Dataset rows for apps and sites
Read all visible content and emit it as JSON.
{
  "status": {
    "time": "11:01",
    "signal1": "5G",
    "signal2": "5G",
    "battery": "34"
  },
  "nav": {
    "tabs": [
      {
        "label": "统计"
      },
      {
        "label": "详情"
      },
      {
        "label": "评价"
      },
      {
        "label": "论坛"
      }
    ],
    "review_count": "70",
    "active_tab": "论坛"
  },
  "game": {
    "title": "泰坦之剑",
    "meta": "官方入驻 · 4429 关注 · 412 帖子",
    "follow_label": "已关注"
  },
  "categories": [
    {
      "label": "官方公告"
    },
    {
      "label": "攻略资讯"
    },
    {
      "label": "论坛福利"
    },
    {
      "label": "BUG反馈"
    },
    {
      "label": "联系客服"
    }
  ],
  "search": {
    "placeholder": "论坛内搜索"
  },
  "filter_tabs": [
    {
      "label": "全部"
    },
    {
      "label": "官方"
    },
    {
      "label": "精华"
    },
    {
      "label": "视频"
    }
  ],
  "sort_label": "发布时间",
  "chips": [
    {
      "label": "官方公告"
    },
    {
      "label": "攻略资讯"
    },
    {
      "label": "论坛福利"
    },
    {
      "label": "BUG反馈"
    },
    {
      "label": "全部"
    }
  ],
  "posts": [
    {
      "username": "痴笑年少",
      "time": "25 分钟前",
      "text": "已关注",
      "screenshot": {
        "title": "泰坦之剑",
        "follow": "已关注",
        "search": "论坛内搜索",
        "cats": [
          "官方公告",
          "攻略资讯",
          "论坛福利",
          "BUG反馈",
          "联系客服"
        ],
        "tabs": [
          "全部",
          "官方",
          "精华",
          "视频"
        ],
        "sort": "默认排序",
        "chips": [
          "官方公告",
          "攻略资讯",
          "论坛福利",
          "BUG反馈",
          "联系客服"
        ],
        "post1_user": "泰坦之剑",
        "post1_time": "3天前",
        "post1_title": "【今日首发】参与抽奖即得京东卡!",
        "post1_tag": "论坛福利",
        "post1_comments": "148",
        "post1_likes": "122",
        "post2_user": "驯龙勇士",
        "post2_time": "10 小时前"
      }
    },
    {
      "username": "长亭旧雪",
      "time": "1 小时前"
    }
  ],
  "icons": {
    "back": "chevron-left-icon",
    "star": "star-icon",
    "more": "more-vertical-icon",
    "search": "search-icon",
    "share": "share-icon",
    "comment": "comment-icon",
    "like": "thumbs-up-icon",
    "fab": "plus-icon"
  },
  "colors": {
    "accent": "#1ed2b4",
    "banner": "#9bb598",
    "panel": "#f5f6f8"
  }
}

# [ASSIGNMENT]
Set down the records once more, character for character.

# [ANSWER SPACE]
Read all visible content and emit it as JSON.
{
  "status": {
    "time": "11:01",
    "signal1": "5G",
    "signal2": "5G",
    "battery": "34"
  },
  "nav": {
    "tabs": [
      {
        "label": "统计"
      },
      {
        "label": "详情"
      },
      {
        "label": "评价"
      },
      {
        "label": "论坛"
      }
    ],
    "review_count": "70",
    "active_tab": "论坛"
  },
  "game": {
    "title": "泰坦之剑",
    "meta": "官方入驻 · 4429 关注 · 412 帖子",
    "follow_label": "已关注"
  },
  "categories": [
    {
      "label": "官方公告"
    },
    {
      "label": "攻略资讯"
    },
    {
      "label": "论坛福利"
    },
    {
      "label": "BUG反馈"
    },
    {
      "label": "联系客服"
    }
  ],
  "search": {
    "placeholder": "论坛内搜索"
  },
  "filter_tabs": [
    {
      "label": "全部"
    },
    {
      "label": "官方"
    },
    {
      "label": "精华"
    },
    {
      "label": "视频"
    }
  ],
  "sort_label": "发布时间",
  "chips": [
    {
      "label": "官方公告"
    },
    {
      "label": "攻略资讯"
    },
    {
      "label": "论坛福利"
    },
    {
      "label": "BUG反馈"
    },
    {
      "label": "全部"
    }
  ],
  "posts": [
    {
      "username": "痴笑年少",
      "time": "25 分钟前",
      "text": "已关注",
      "screenshot": {
        "title": "泰坦之剑",
        "follow": "已关注",
        "search": "论坛内搜索",
        "cats": [
          "官方公告",
          "攻略资讯",
          "论坛福利",
          "BUG反馈",
          "联系客服"
        ],
        "tabs": [
          "全部",
          "官方",
          "精华",
          "视频"
        ],
        "sort": "默认排序",
        "chips": [
          "官方公告",
          "攻略资讯",
          "论坛福利",
          "BUG反馈",
          "联系客服"
        ],
        "post1_user": "泰坦之剑",
        "post1_time": "3天前",
        "post1_title": "【今日首发】参与抽奖即得京东卡!",
        "post1_tag": "论坛福利",
        "post1_comments": "148",
        "post1_likes": "122",
        "post2_user": "驯龙勇士",
        "post2_time": "10 小时前"
      }
    },
    {
      "username": "长亭旧雪",
      "time": "1 小时前"
    }
  ],
  "icons": {
    "back": "chevron-left-icon",
    "star": "star-icon",
    "more": "more-vertical-icon",
    "search": "search-icon",
    "share": "share-icon",
    "comment": "comment-icon",
    "like": "thumbs-up-icon",
    "fab": "plus-icon"
  },
  "colors": {
    "accent": "#1ed2b4",
    "banner": "#9bb598",
    "panel": "#f5f6f8"
  }
}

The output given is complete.